Under that vision for potential conflicts with advanced adversaries, the Navy’s ships could be dispersed across a wide area but connected by a secure network.
Project Overmatch is the Navy’s effort to enable that all-connected force for the Pentagon’s priority plan of Joint All-Domain Command and Control, in which sensors and shooters are linked across domains. Rear Adm. Douglas Small, who leads the project, was named the direct report program manager in an October memo, and he reports to the assistant secretary of the Navy for research, development and acquisition.
The move will give Small authority over the “applicable” war-fighting networks, technical architectures and standards, and will “expand authorities to include data management designs and standards for platform integration and data interoperability.”
The memo is signed by Frederick Stefany, acting assistant secretary of the Navy for research, development and acquisition, and Adm. William Lescher, vice chief of naval operations.
“The memo signed by Mr. Stefany and ADM Lescher is the next step in codifying CNO’s October 2020 memo. This recent memo enables the transfer of requisite authorities to RADM Small so he can effectively and efficiently execute the CNO’s directives,” said Lt. Courtney Callaghan, spokesperson for the Navy. “Critical to Project Overmatch is the development of networks, infrastructure, data architecture, tools and analytics that support the operational and developmental environment that will enable sustained maritime dominance using manned and unmanned systems.”
The Project Overmatch DRPM will also be tasked with developing a unified approach to the data, infrastructure, tools and analytics “needed at the operational and tactical levels to execute DMO as envisioned.”
The DRPM will also include a senior executive service deputy director position that will focus on Overmatch and staffing needs, working with leaders inside the Navy’s Digital Integration Support Cell and necessary program integration offices “to ensure a ‘whole of Navy’ enterprise team across Program Executive Offices (PEO) and System Commands (SYSCOM).”
Additionally, all science and technology efforts related to war-fighting networks and advanced data architectures and analytics will fall under the DRPM, according to the memo.
The Navy’s move to consolidate Overmatch responsibilities underneath one office is important as the military services look to break down stovepipes to move toward Joint All-Domain Command and Control.
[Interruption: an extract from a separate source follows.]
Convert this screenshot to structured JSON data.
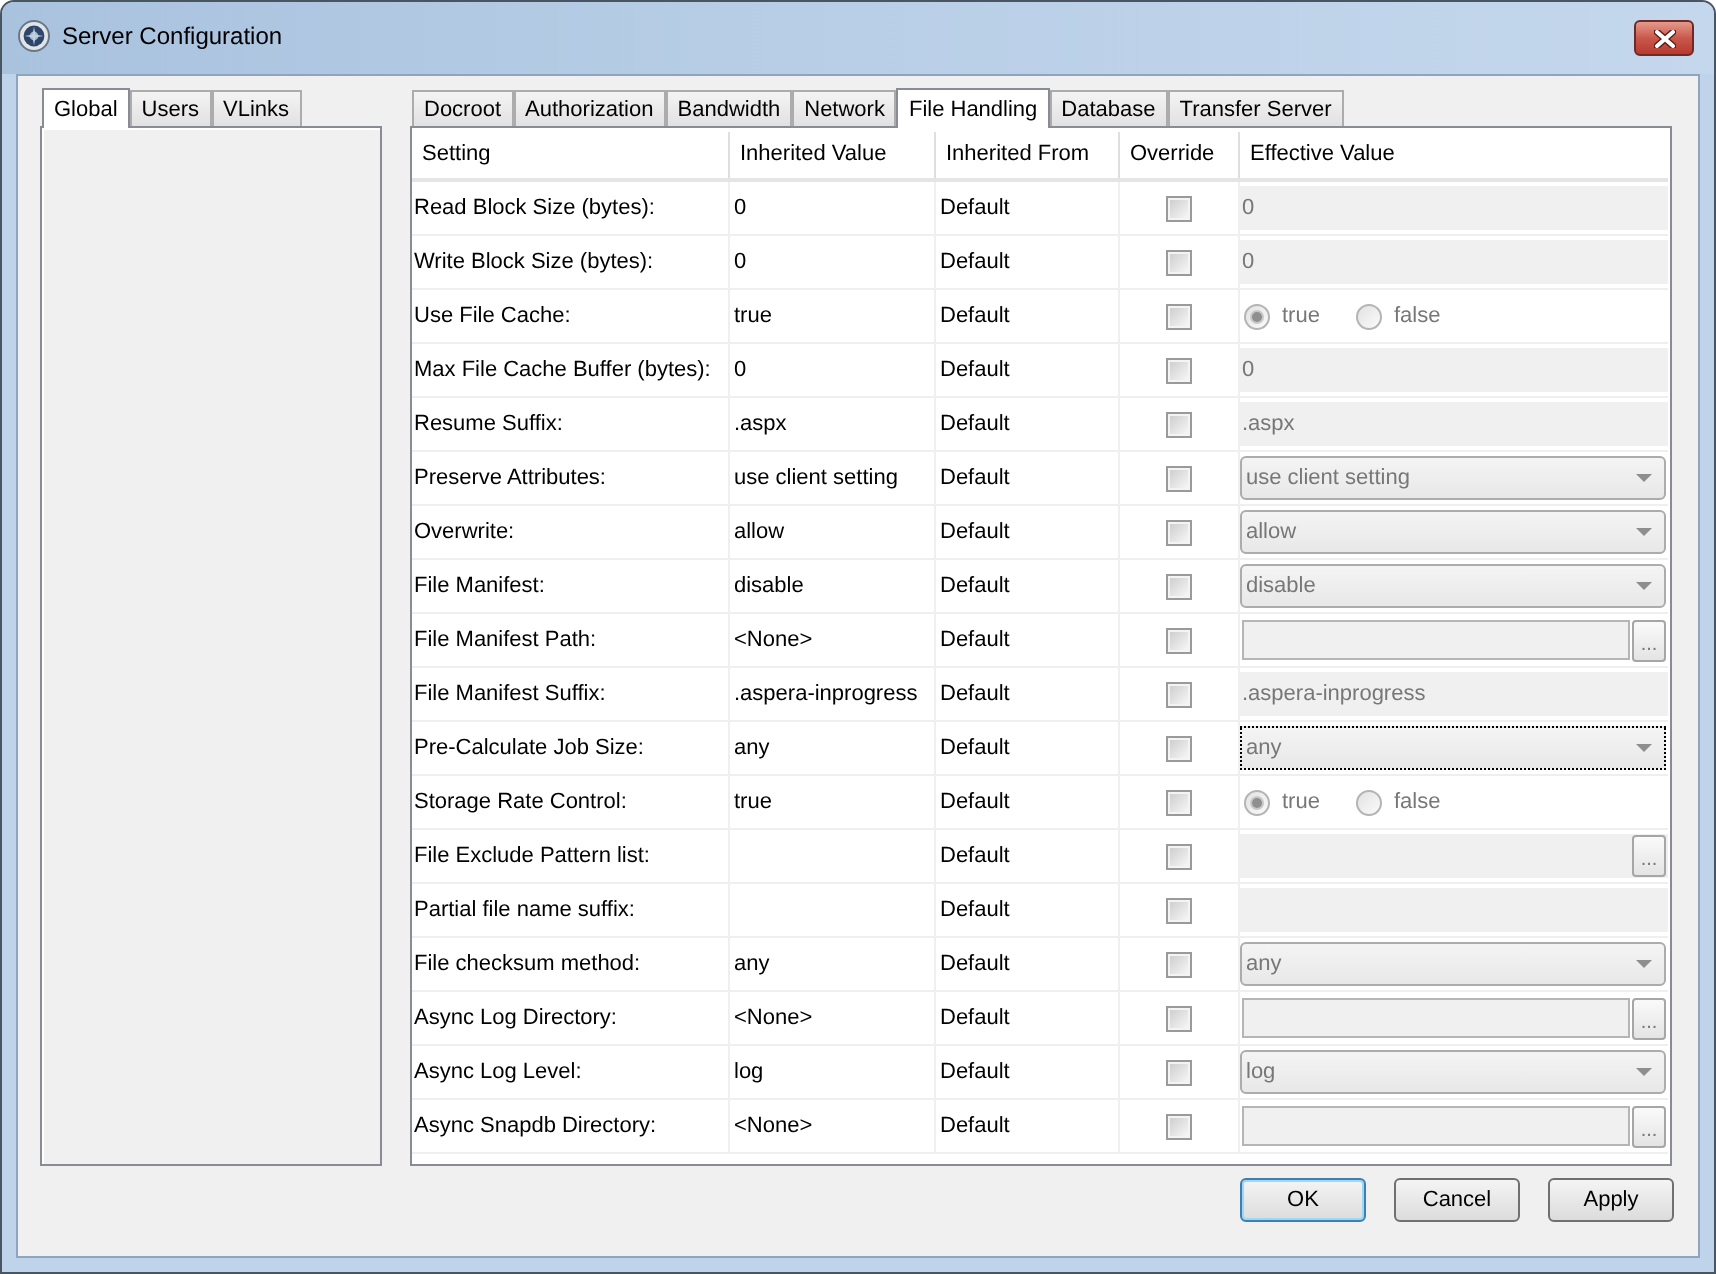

The Army and Air Force have similar projects, Project Convergence and Advanced Battle Management System, respectively.
Andrew Eversden covered all things defense technology for C4ISRNET. Beforehand, he reported on federal IT and cybersecurity for Federal Times and Fifth Domain, and worked as a congressional reporting fellow for the Texas Tribune. He was also a Washington intern for the Durango Herald. Andrew is a graduate of American University.
David B. Larter was the naval warfare reporter for Defense News. Before that, he reported for Navy Times.